▶ [Dataset entries]:
□ □ □ □ □ □ □

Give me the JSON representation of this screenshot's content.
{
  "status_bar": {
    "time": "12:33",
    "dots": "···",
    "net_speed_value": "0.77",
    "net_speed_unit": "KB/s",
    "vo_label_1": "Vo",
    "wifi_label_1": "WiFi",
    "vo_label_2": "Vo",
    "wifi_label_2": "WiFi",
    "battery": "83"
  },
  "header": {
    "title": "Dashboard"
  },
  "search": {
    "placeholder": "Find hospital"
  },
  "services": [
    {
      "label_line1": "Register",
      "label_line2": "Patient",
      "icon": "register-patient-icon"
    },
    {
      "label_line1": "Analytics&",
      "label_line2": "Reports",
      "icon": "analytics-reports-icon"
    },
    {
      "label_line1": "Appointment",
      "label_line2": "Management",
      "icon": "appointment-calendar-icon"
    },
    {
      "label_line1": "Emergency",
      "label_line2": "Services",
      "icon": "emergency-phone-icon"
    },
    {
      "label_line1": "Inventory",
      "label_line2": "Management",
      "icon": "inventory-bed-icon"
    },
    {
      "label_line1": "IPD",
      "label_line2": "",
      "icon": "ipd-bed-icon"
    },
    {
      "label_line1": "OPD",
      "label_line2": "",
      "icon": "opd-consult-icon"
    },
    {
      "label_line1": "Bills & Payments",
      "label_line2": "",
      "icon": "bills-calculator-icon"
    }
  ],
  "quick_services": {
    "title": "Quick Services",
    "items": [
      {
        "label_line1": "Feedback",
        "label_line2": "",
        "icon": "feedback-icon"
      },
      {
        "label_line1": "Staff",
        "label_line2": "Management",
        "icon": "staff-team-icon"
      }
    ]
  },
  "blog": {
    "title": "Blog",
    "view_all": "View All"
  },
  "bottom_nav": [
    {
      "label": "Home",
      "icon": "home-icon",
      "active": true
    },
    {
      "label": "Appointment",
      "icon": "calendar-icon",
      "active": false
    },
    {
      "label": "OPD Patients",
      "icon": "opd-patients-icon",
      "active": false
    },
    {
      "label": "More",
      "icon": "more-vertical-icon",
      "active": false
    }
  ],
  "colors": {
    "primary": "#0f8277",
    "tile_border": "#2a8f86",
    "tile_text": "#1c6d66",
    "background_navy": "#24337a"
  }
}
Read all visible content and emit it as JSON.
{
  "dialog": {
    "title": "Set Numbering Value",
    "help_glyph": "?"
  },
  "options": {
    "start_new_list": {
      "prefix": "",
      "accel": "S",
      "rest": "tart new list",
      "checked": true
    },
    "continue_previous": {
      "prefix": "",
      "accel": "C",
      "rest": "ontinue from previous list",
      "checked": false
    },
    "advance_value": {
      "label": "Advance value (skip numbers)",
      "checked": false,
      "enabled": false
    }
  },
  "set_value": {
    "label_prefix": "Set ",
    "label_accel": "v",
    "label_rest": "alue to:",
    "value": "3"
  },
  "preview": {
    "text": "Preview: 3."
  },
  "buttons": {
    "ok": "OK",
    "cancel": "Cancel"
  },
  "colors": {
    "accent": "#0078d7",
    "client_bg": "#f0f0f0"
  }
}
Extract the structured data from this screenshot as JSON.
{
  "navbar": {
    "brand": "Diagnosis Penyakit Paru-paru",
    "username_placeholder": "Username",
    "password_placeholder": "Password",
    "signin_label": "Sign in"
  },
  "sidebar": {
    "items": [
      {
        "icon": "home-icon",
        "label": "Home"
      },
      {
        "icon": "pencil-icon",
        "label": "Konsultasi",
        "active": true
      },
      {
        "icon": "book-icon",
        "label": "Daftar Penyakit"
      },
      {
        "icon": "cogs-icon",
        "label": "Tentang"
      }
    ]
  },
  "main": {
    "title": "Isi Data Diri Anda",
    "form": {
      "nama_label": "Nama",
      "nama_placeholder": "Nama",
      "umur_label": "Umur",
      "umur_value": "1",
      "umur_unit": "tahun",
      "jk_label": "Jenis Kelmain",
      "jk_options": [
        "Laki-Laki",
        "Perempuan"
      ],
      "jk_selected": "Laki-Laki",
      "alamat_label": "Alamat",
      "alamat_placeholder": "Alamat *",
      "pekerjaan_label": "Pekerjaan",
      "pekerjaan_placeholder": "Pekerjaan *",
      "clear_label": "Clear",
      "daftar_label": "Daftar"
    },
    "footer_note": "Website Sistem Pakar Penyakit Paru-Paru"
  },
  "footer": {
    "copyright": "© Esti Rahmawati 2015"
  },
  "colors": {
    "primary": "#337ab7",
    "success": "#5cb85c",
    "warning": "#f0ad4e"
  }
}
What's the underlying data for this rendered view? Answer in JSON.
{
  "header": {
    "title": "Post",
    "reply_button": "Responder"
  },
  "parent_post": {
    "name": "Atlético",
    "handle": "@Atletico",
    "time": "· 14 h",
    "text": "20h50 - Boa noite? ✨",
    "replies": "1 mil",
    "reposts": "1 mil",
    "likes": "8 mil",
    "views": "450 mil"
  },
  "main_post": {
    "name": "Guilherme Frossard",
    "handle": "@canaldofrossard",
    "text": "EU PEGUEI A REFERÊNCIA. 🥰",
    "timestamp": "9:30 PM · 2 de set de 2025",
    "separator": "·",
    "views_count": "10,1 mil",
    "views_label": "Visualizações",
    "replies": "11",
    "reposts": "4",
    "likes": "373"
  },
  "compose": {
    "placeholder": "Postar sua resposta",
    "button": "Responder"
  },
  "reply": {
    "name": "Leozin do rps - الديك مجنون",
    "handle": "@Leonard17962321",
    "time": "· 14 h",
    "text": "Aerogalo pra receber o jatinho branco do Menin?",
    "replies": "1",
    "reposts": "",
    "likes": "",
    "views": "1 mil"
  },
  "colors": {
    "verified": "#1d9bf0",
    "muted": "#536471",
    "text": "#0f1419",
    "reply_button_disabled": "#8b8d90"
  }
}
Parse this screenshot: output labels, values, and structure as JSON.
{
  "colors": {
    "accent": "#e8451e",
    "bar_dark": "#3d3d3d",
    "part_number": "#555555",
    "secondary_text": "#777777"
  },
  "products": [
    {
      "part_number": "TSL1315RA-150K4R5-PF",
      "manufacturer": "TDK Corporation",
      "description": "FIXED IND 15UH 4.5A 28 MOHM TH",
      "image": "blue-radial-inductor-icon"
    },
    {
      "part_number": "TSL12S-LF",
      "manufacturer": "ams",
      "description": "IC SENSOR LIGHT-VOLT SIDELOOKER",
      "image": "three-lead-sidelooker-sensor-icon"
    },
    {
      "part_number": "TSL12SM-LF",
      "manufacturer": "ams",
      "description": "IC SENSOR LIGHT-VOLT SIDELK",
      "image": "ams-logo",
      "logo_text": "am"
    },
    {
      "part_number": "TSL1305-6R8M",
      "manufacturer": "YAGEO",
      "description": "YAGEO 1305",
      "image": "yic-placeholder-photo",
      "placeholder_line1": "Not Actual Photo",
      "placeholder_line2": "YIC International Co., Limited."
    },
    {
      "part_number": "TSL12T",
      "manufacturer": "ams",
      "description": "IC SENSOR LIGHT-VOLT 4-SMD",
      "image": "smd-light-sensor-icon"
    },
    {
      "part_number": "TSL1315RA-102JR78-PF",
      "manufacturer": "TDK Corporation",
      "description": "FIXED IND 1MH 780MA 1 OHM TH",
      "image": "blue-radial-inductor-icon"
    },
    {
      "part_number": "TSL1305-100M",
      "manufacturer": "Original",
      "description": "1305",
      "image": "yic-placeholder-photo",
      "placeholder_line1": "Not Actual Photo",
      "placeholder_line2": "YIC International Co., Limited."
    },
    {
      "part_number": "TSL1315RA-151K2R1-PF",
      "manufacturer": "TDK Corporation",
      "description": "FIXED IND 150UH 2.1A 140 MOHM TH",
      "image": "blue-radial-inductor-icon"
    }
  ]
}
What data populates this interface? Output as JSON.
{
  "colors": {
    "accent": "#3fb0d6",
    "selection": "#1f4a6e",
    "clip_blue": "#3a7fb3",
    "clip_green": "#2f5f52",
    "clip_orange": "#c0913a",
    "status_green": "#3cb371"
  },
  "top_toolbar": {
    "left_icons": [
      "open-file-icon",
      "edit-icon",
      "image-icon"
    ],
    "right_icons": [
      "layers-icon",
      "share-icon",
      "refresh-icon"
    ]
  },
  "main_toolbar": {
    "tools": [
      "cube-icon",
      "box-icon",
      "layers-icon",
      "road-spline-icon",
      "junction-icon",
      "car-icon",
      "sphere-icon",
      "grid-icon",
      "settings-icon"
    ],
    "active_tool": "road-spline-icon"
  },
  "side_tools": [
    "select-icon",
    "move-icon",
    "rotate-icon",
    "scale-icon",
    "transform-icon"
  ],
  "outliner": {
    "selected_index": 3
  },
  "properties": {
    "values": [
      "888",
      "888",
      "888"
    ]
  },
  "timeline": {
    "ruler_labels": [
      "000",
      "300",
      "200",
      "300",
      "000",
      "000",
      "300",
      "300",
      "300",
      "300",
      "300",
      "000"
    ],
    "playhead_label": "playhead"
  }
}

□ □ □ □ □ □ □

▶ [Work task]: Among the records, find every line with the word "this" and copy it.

▶ [Response below]:
Give me the JSON representation of this screenshot's content.
Extract the structured data from this screenshot as JSON.
What's the underlying data for this rendered view? Answer in JSON.
Parse this screenshot: output labels, values, and structure as JSON.
What data populates this interface? Output as JSON.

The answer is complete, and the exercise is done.